[Excerpts from an interface dataset]

=== Begin Enclosure ===

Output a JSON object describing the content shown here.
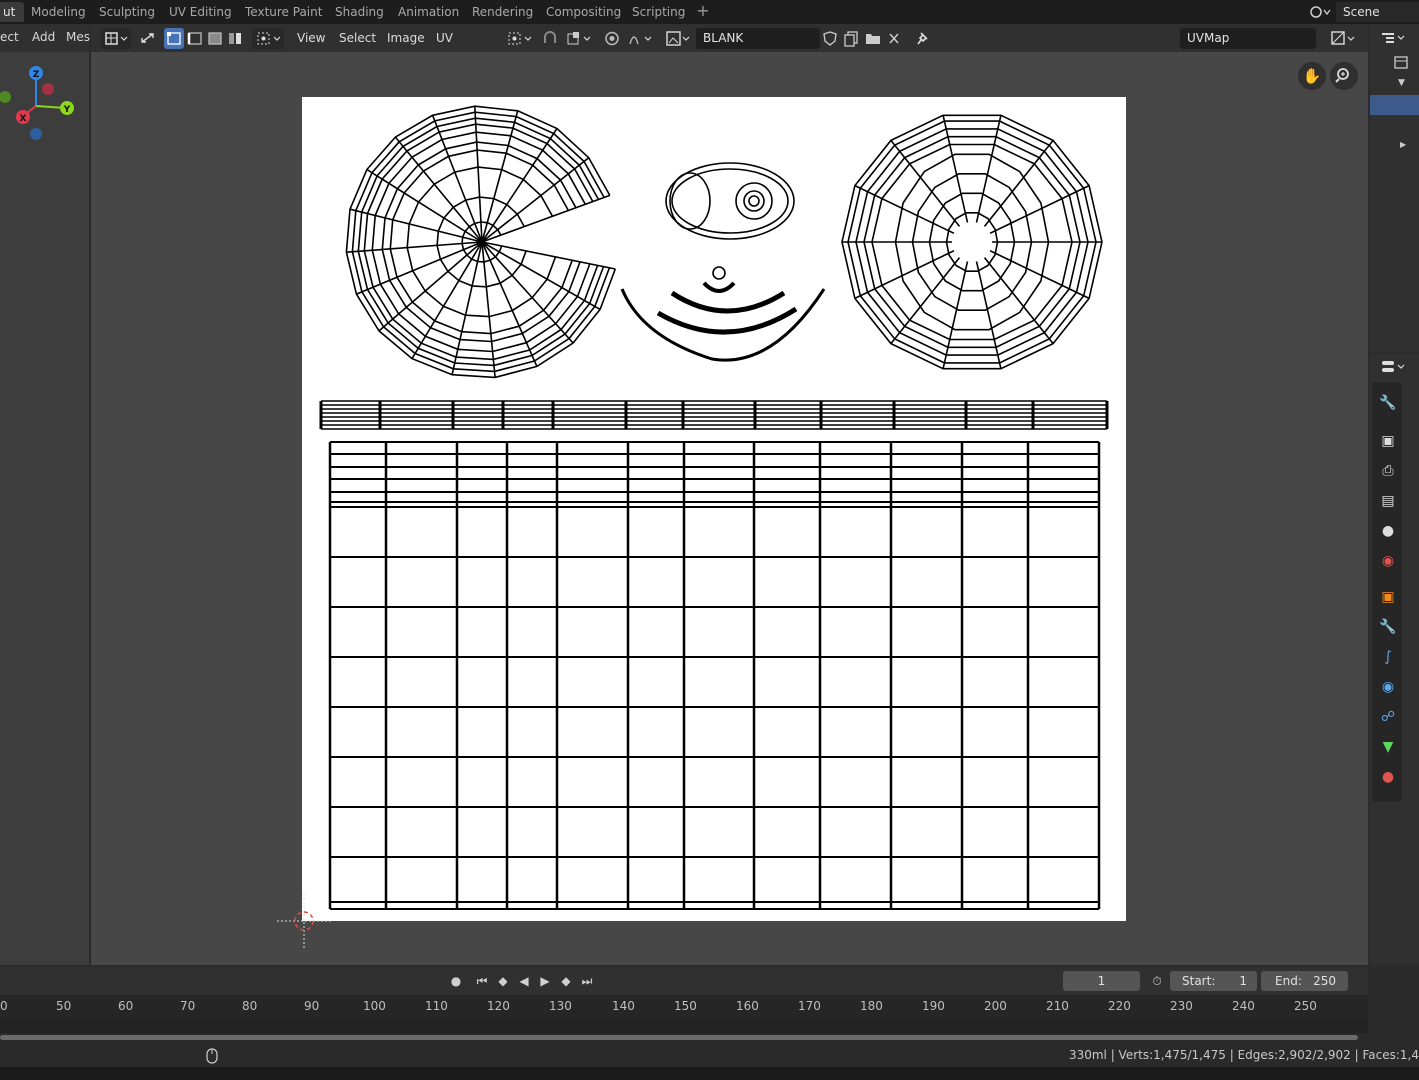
{
  "workspace_tabs": [
    "ut",
    "Modeling",
    "Sculpting",
    "UV Editing",
    "Texture Paint",
    "Shading",
    "Animation",
    "Rendering",
    "Compositing",
    "Scripting"
  ],
  "active_tab": "ut",
  "add_tab": "+",
  "scene": {
    "label": "Scene"
  },
  "viewport3d": {
    "menus": [
      "ect",
      "Add",
      "Mes"
    ],
    "gizmo": {
      "z": "Z",
      "y": "Y",
      "x": "X"
    }
  },
  "uv_editor": {
    "menus": [
      "View",
      "Select",
      "Image",
      "UV"
    ],
    "image_name": "BLANK",
    "uvmap_name": "UVMap"
  },
  "timeline": {
    "current_frame": "1",
    "start_label": "Start:",
    "start_value": "1",
    "end_label": "End:",
    "end_value": "250",
    "ticks": [
      "0",
      "50",
      "60",
      "70",
      "80",
      "90",
      "100",
      "110",
      "120",
      "130",
      "140",
      "150",
      "160",
      "170",
      "180",
      "190",
      "200",
      "210",
      "220",
      "230",
      "240",
      "250"
    ]
  },
  "status": {
    "text": "330ml | Verts:1,475/1,475 | Edges:2,902/2,902 | Faces:1,4"
  },
  "colors": {
    "accent_blue": "#4772b3",
    "axis_x": "#e0384e",
    "axis_y": "#8bd61f",
    "axis_z": "#2f86e8"
  }
}
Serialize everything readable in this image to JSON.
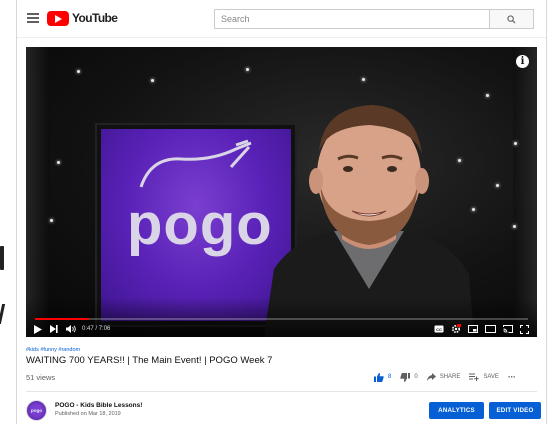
{
  "header": {
    "logo_text": "YouTube",
    "search_placeholder": "Search",
    "menu_icon": "hamburger-menu-icon",
    "search_icon": "search-icon"
  },
  "player": {
    "background_word": "pogo",
    "time_current": "0:47",
    "time_separator": " / ",
    "time_total": "7:06",
    "progress_fraction": 0.11,
    "icons": [
      "play-icon",
      "next-icon",
      "volume-icon",
      "subtitles-icon",
      "settings-icon",
      "miniplayer-icon",
      "theater-icon",
      "cast-icon",
      "fullscreen-icon",
      "info-icon"
    ]
  },
  "video": {
    "hashtags": "#kids #funny #random",
    "title": "WAITING 700 YEARS!! | The Main Event! | POGO Week 7",
    "views": "51 views",
    "likes": "8",
    "dislikes": "0",
    "share_label": "SHARE",
    "save_label": "SAVE",
    "more_label": "···"
  },
  "channel": {
    "avatar_text": "pogo",
    "name": "POGO - Kids Bible Lessons!",
    "published": "Published on Mar 18, 2019",
    "analytics_label": "ANALYTICS",
    "edit_label": "EDIT VIDEO"
  },
  "colors": {
    "accent_blue": "#065fd4",
    "youtube_red": "#ff0000",
    "pogo_purple": "#5a22b8"
  }
}
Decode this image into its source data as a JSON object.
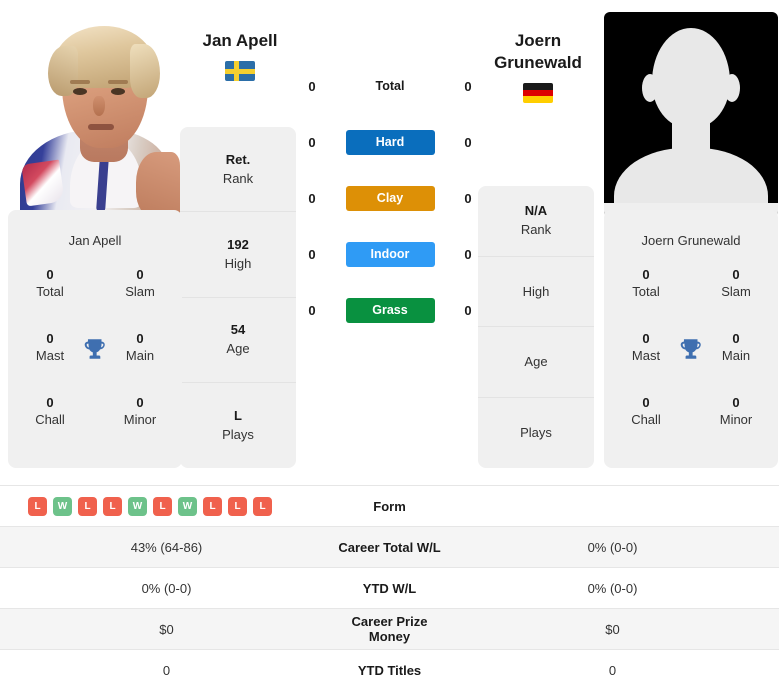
{
  "players": {
    "left": {
      "name": "Jan Apell",
      "flag": "sweden-flag",
      "photo": "player-photo",
      "titles_card": {
        "name": "Jan Apell",
        "trophy_icon": "trophy-icon",
        "stats": [
          {
            "value": "0",
            "label": "Total"
          },
          {
            "value": "0",
            "label": "Slam"
          },
          {
            "value": "0",
            "label": "Mast"
          },
          {
            "value": "0",
            "label": "Main"
          },
          {
            "value": "0",
            "label": "Chall"
          },
          {
            "value": "0",
            "label": "Minor"
          }
        ]
      },
      "rank_card": [
        {
          "value": "Ret.",
          "label": "Rank"
        },
        {
          "value": "192",
          "label": "High"
        },
        {
          "value": "54",
          "label": "Age"
        },
        {
          "value": "L",
          "label": "Plays"
        }
      ]
    },
    "right": {
      "name": "Joern Grunewald",
      "flag": "germany-flag",
      "photo": "player-photo-placeholder",
      "titles_card": {
        "name": "Joern Grunewald",
        "trophy_icon": "trophy-icon",
        "stats": [
          {
            "value": "0",
            "label": "Total"
          },
          {
            "value": "0",
            "label": "Slam"
          },
          {
            "value": "0",
            "label": "Mast"
          },
          {
            "value": "0",
            "label": "Main"
          },
          {
            "value": "0",
            "label": "Chall"
          },
          {
            "value": "0",
            "label": "Minor"
          }
        ]
      },
      "rank_card": [
        {
          "value": "N/A",
          "label": "Rank"
        },
        {
          "value": "",
          "label": "High"
        },
        {
          "value": "",
          "label": "Age"
        },
        {
          "value": "",
          "label": "Plays"
        }
      ]
    }
  },
  "surfaces": [
    {
      "label": "Total",
      "left": "0",
      "right": "0",
      "color": "",
      "style": "plain"
    },
    {
      "label": "Hard",
      "left": "0",
      "right": "0",
      "color": "#0a6ebd",
      "style": "badge"
    },
    {
      "label": "Clay",
      "left": "0",
      "right": "0",
      "color": "#dd9006",
      "style": "badge"
    },
    {
      "label": "Indoor",
      "left": "0",
      "right": "0",
      "color": "#2f9bf5",
      "style": "badge"
    },
    {
      "label": "Grass",
      "left": "0",
      "right": "0",
      "color": "#099140",
      "style": "badge"
    }
  ],
  "stat_rows": [
    {
      "label": "Form",
      "left": "",
      "right": "",
      "type": "form"
    },
    {
      "label": "Career Total W/L",
      "left": "43% (64-86)",
      "right": "0% (0-0)",
      "type": "text"
    },
    {
      "label": "YTD W/L",
      "left": "0% (0-0)",
      "right": "0% (0-0)",
      "type": "text"
    },
    {
      "label": "Career Prize Money",
      "left": "$0",
      "right": "$0",
      "type": "text"
    },
    {
      "label": "YTD Titles",
      "left": "0",
      "right": "0",
      "type": "text"
    }
  ],
  "form": {
    "left": [
      "L",
      "W",
      "L",
      "L",
      "W",
      "L",
      "W",
      "L",
      "L",
      "L"
    ],
    "right": [],
    "win_color": "#6dc28a",
    "loss_color": "#f0614d"
  },
  "colors": {
    "card_bg": "#f0f0f0",
    "row_shade": "#f5f5f5",
    "trophy": "#3f6fb0"
  }
}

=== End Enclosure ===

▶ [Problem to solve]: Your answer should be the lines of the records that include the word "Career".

▶ [Solution to this exercise]:
      "label": "Career Total W/L",
      "label": "Career Prize Money",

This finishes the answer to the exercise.